WORK ITEM: Please return each entry that follows exactly as written, and keep the pictures out.

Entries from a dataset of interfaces
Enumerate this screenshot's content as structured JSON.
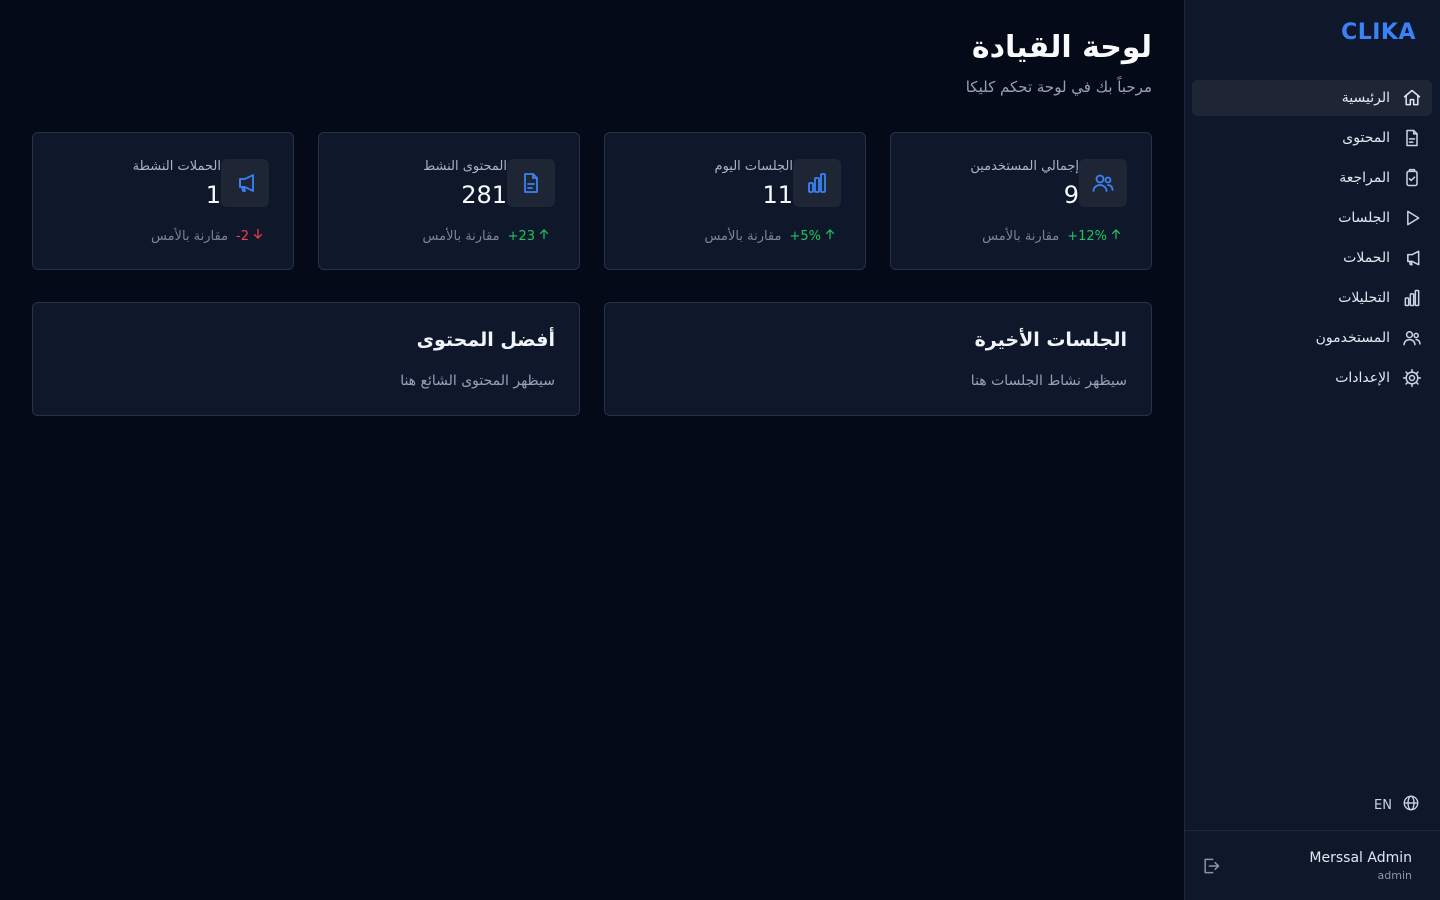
{
  "brand": "CLIKA",
  "nav": {
    "items": [
      {
        "label": "الرئيسية",
        "icon": "home-icon",
        "active": true
      },
      {
        "label": "المحتوى",
        "icon": "document-icon"
      },
      {
        "label": "المراجعة",
        "icon": "clipboard-check-icon"
      },
      {
        "label": "الجلسات",
        "icon": "play-icon"
      },
      {
        "label": "الحملات",
        "icon": "megaphone-icon"
      },
      {
        "label": "التحليلات",
        "icon": "bar-chart-icon"
      },
      {
        "label": "المستخدمون",
        "icon": "users-icon"
      },
      {
        "label": "الإعدادات",
        "icon": "gear-icon"
      }
    ]
  },
  "language": "EN",
  "user": {
    "name": "Merssal Admin",
    "role": "admin"
  },
  "header": {
    "title": "لوحة القيادة",
    "subtitle": "مرحباً بك في لوحة تحكم كليكا"
  },
  "stats": [
    {
      "label": "إجمالي المستخدمين",
      "value": "9",
      "delta": "+12%",
      "trend": "up",
      "compare": "مقارنة بالأمس",
      "icon": "users-icon"
    },
    {
      "label": "الجلسات اليوم",
      "value": "11",
      "delta": "+5%",
      "trend": "up",
      "compare": "مقارنة بالأمس",
      "icon": "bar-chart-icon"
    },
    {
      "label": "المحتوى النشط",
      "value": "281",
      "delta": "+23",
      "trend": "up",
      "compare": "مقارنة بالأمس",
      "icon": "document-icon"
    },
    {
      "label": "الحملات النشطة",
      "value": "1",
      "delta": "-2",
      "trend": "down",
      "compare": "مقارنة بالأمس",
      "icon": "megaphone-icon"
    }
  ],
  "panels": [
    {
      "title": "الجلسات الأخيرة",
      "description": "سيظهر نشاط الجلسات هنا"
    },
    {
      "title": "أفضل المحتوى",
      "description": "سيظهر المحتوى الشائع هنا"
    }
  ],
  "colors": {
    "accent": "#3b82f6",
    "up": "#22c55e",
    "down": "#ef4444",
    "background": "#050a18",
    "card": "#0f172a"
  }
}
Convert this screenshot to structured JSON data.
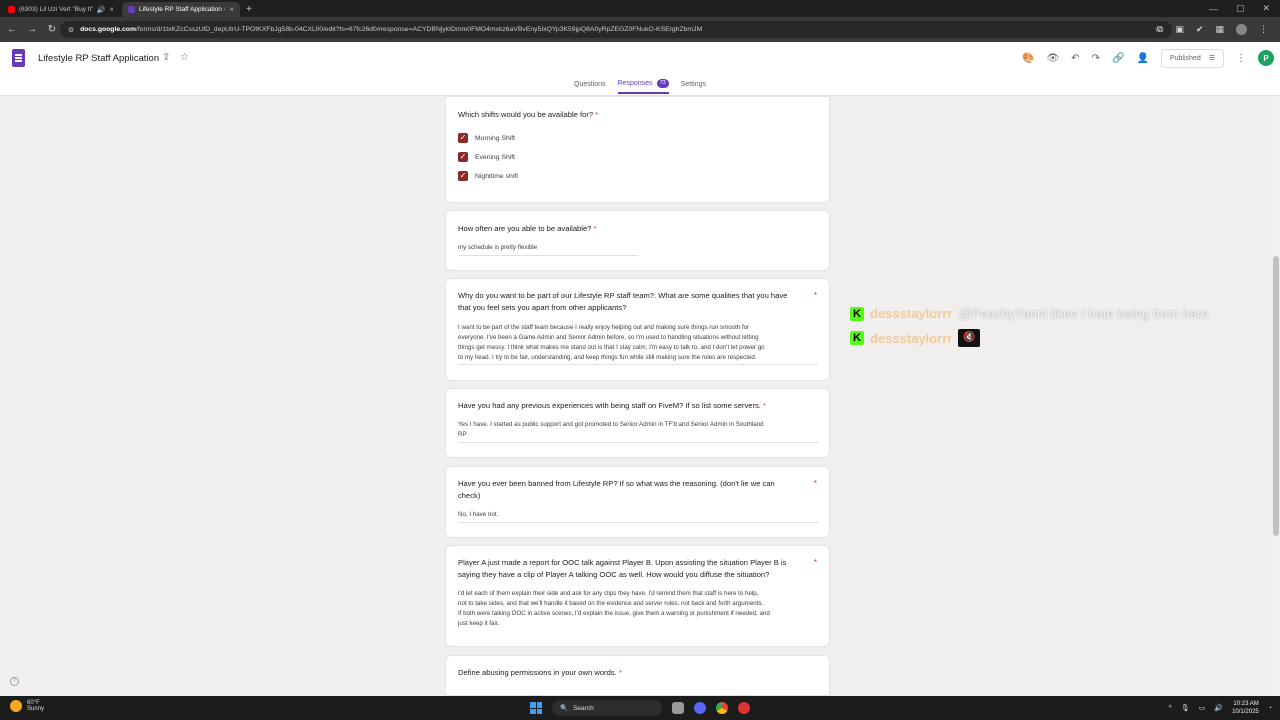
{
  "browser": {
    "tabs": [
      {
        "label": "(6303) Lil Uzi Vert \"Buy It\"",
        "active": false,
        "color": "#ff0000"
      },
      {
        "label": "Lifestyle RP Staff Application - G",
        "active": true,
        "color": "#673ab7"
      }
    ],
    "url_domain": "docs.google.com",
    "url_rest": "/forms/d/1txKZcCsszUlD_depUtrU-TPOtKXFbJg58b-04CXLlI0/edit?ts=67fc26d0#response=ACYDBNjykIDmm0FMO4mxkz6aVBvEny5IxQYp3K59jpQ8A0yRpZEGZ0FNukO-KSErghZbmJM"
  },
  "form": {
    "title": "Lifestyle RP Staff Application",
    "published_label": "Published",
    "avatar_letter": "P",
    "tabs": {
      "questions": "Questions",
      "responses": "Responses",
      "response_count": "73",
      "settings": "Settings"
    }
  },
  "questions": [
    {
      "title": "Which shifts would you be available for?",
      "options": [
        "Morning Shift",
        "Evening Shift",
        "Nighttime shift"
      ]
    },
    {
      "title": "How often are you able to be available?",
      "answer": "my schedule is pretty flexible"
    },
    {
      "title_line1": "Why do you want to be part of our Lifestyle RP staff team?. What are some qualities that you have",
      "title_line2": "that you feel sets you apart from other applicants?",
      "answer_lines": [
        "I want to be part of the staff team because I really enjoy helping out and making sure things run smooth for",
        "everyone. I've been a Game Admin and Senior Admin before, so I'm used to handling situations without letting",
        "things get messy. I think what makes me stand out is that I stay calm, I'm easy to talk to, and I don't let power go",
        "to my head. I try to be fair, understanding, and keep things fun while still making sure the rules are respected."
      ]
    },
    {
      "title": "Have you had any previous experiences with being staff on FiveM? If so list some servers.",
      "answer_lines": [
        "Yes I have. I started as public support and got promoted to Senior Admin in TF'b and Senior Admin in Southland",
        "RP"
      ]
    },
    {
      "title_line1": "Have you ever been banned from Lifestyle RP? If so what was the reasoning. (don't lie we can",
      "title_line2": "check)",
      "answer": "No, I have not."
    },
    {
      "title_line1": "Player A just made a report for OOC talk against Player B. Upon assisting the situation Player B is",
      "title_line2": "saying they have a clip of Player A talking OOC as well. How would you diffuse the situation?",
      "answer_lines": [
        "I'd let each of them explain their side and ask for any clips they have. I'd remind them that staff is here to help,",
        "not to take sides, and that we'll handle it based on the evidence and server rules, not back and forth arguments.",
        "If both were talking OOC in active scenes, I'd explain the issue, give them a warning or punishment if needed, and",
        "just keep it fair."
      ]
    },
    {
      "title": "Define abusing permissions in your own words."
    }
  ],
  "required_mark": "*",
  "chat": [
    {
      "badge": "K",
      "user": "dessstaylorrr",
      "message": "@PeachyYanni likee I hate being from here"
    },
    {
      "badge": "K",
      "user": "dessstaylorrr",
      "emote": "🔇"
    }
  ],
  "taskbar": {
    "temp": "60°F",
    "weather": "Sunny",
    "search": "Search",
    "time": "10:23 AM",
    "date": "10/1/2025"
  }
}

REPLY TO THE EXERCISE:
Enumerate this screenshot's content as structured JSON.
{
  "brand": "CLIKA",
  "nav": {
    "items": [
      {
        "label": "الرئيسية",
        "icon": "home-icon",
        "active": true
      },
      {
        "label": "المحتوى",
        "icon": "document-icon"
      },
      {
        "label": "المراجعة",
        "icon": "clipboard-check-icon"
      },
      {
        "label": "الجلسات",
        "icon": "play-icon"
      },
      {
        "label": "الحملات",
        "icon": "megaphone-icon"
      },
      {
        "label": "التحليلات",
        "icon": "bar-chart-icon"
      },
      {
        "label": "المستخدمون",
        "icon": "users-icon"
      },
      {
        "label": "الإعدادات",
        "icon": "gear-icon"
      }
    ]
  },
  "language": "EN",
  "user": {
    "name": "Merssal Admin",
    "role": "admin"
  },
  "header": {
    "title": "لوحة القيادة",
    "subtitle": "مرحباً بك في لوحة تحكم كليكا"
  },
  "stats": [
    {
      "label": "إجمالي المستخدمين",
      "value": "9",
      "delta": "+12%",
      "trend": "up",
      "compare": "مقارنة بالأمس",
      "icon": "users-icon"
    },
    {
      "label": "الجلسات اليوم",
      "value": "11",
      "delta": "+5%",
      "trend": "up",
      "compare": "مقارنة بالأمس",
      "icon": "bar-chart-icon"
    },
    {
      "label": "المحتوى النشط",
      "value": "281",
      "delta": "+23",
      "trend": "up",
      "compare": "مقارنة بالأمس",
      "icon": "document-icon"
    },
    {
      "label": "الحملات النشطة",
      "value": "1",
      "delta": "-2",
      "trend": "down",
      "compare": "مقارنة بالأمس",
      "icon": "megaphone-icon"
    }
  ],
  "panels": [
    {
      "title": "الجلسات الأخيرة",
      "description": "سيظهر نشاط الجلسات هنا"
    },
    {
      "title": "أفضل المحتوى",
      "description": "سيظهر المحتوى الشائع هنا"
    }
  ],
  "colors": {
    "accent": "#3b82f6",
    "up": "#22c55e",
    "down": "#ef4444",
    "background": "#050a18",
    "card": "#0f172a"
  }
}
Convert this screenshot to structured JSON data.
{
  "browser": {
    "tabs": [
      {
        "label": "(6303) Lil Uzi Vert \"Buy It\"",
        "active": false,
        "color": "#ff0000"
      },
      {
        "label": "Lifestyle RP Staff Application - G",
        "active": true,
        "color": "#673ab7"
      }
    ],
    "url_domain": "docs.google.com",
    "url_rest": "/forms/d/1txKZcCsszUlD_depUtrU-TPOtKXFbJg58b-04CXLlI0/edit?ts=67fc26d0#response=ACYDBNjykIDmm0FMO4mxkz6aVBvEny5IxQYp3K59jpQ8A0yRpZEGZ0FNukO-KSErghZbmJM"
  },
  "form": {
    "title": "Lifestyle RP Staff Application",
    "published_label": "Published",
    "avatar_letter": "P",
    "tabs": {
      "questions": "Questions",
      "responses": "Responses",
      "response_count": "73",
      "settings": "Settings"
    }
  },
  "questions": [
    {
      "title": "Which shifts would you be available for?",
      "options": [
        "Morning Shift",
        "Evening Shift",
        "Nighttime shift"
      ]
    },
    {
      "title": "How often are you able to be available?",
      "answer": "my schedule is pretty flexible"
    },
    {
      "title_line1": "Why do you want to be part of our Lifestyle RP staff team?. What are some qualities that you have",
      "title_line2": "that you feel sets you apart from other applicants?",
      "answer_lines": [
        "I want to be part of the staff team because I really enjoy helping out and making sure things run smooth for",
        "everyone. I've been a Game Admin and Senior Admin before, so I'm used to handling situations without letting",
        "things get messy. I think what makes me stand out is that I stay calm, I'm easy to talk to, and I don't let power go",
        "to my head. I try to be fair, understanding, and keep things fun while still making sure the rules are respected."
      ]
    },
    {
      "title": "Have you had any previous experiences with being staff on FiveM? If so list some servers.",
      "answer_lines": [
        "Yes I have. I started as public support and got promoted to Senior Admin in TF'b and Senior Admin in Southland",
        "RP"
      ]
    },
    {
      "title_line1": "Have you ever been banned from Lifestyle RP? If so what was the reasoning. (don't lie we can",
      "title_line2": "check)",
      "answer": "No, I have not."
    },
    {
      "title_line1": "Player A just made a report for OOC talk against Player B. Upon assisting the situation Player B is",
      "title_line2": "saying they have a clip of Player A talking OOC as well. How would you diffuse the situation?",
      "answer_lines": [
        "I'd let each of them explain their side and ask for any clips they have. I'd remind them that staff is here to help,",
        "not to take sides, and that we'll handle it based on the evidence and server rules, not back and forth arguments.",
        "If both were talking OOC in active scenes, I'd explain the issue, give them a warning or punishment if needed, and",
        "just keep it fair."
      ]
    },
    {
      "title": "Define abusing permissions in your own words."
    }
  ],
  "required_mark": "*",
  "chat": [
    {
      "badge": "K",
      "user": "dessstaylorrr",
      "message": "@PeachyYanni likee I hate being from here"
    },
    {
      "badge": "K",
      "user": "dessstaylorrr",
      "emote": "🔇"
    }
  ],
  "taskbar": {
    "temp": "60°F",
    "weather": "Sunny",
    "search": "Search",
    "time": "10:23 AM",
    "date": "10/1/2025"
  }
}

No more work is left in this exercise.